▶ **EXERCISE MATERIAL**
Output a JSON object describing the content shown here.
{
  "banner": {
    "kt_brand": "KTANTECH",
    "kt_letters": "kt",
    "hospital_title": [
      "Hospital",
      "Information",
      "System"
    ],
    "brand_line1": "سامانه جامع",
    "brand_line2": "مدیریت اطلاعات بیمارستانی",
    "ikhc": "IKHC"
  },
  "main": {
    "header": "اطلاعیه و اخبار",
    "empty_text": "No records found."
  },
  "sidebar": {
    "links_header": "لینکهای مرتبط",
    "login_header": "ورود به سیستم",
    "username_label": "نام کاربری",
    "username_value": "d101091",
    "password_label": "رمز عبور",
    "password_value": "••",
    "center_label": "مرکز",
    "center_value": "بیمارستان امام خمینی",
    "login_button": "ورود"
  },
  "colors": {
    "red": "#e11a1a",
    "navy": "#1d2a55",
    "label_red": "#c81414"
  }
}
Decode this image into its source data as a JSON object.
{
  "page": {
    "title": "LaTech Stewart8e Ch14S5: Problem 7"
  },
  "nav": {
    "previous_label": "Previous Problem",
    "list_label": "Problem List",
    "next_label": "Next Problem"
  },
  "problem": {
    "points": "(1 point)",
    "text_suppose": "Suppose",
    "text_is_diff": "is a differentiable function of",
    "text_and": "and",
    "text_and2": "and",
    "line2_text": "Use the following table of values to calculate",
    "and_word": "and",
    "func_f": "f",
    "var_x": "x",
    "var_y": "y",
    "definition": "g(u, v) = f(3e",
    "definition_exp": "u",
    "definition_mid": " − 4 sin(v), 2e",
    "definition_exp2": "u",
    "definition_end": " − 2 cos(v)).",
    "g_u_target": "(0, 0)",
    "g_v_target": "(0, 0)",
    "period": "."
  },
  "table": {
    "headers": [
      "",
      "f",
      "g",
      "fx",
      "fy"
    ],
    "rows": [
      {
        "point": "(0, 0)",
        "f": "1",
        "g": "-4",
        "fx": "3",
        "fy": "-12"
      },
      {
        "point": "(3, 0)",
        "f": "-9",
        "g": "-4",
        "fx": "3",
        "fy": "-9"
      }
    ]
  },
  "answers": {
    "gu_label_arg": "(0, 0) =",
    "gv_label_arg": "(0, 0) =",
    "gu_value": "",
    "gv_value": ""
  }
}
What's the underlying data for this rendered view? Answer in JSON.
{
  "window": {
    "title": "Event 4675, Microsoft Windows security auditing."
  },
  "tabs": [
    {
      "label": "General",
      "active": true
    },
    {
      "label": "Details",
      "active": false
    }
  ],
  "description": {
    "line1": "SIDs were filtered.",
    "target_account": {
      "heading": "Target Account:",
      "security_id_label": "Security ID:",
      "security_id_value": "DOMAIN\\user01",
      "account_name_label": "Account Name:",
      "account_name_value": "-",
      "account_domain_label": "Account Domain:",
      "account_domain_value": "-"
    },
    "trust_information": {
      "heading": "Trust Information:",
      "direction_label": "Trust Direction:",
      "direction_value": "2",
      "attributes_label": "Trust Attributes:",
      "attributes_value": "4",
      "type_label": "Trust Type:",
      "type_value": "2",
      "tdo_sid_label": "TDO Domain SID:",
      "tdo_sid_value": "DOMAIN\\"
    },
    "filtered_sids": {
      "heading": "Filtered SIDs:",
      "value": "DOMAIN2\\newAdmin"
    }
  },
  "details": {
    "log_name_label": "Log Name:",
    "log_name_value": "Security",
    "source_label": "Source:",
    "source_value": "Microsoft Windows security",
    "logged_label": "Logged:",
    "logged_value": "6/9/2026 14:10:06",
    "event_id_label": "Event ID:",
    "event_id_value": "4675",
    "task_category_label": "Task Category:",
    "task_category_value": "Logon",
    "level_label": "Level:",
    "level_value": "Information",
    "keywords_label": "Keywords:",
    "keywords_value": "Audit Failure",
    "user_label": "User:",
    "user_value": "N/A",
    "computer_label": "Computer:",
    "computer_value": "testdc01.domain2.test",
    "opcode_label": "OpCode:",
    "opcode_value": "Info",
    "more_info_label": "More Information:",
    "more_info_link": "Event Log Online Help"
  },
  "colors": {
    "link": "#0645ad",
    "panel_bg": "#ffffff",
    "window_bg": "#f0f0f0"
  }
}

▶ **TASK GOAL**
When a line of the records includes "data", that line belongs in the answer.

▶ **ANSWER SPACE**
Decode this image into its source data as a JSON object.
What's the underlying data for this rendered view? Answer in JSON.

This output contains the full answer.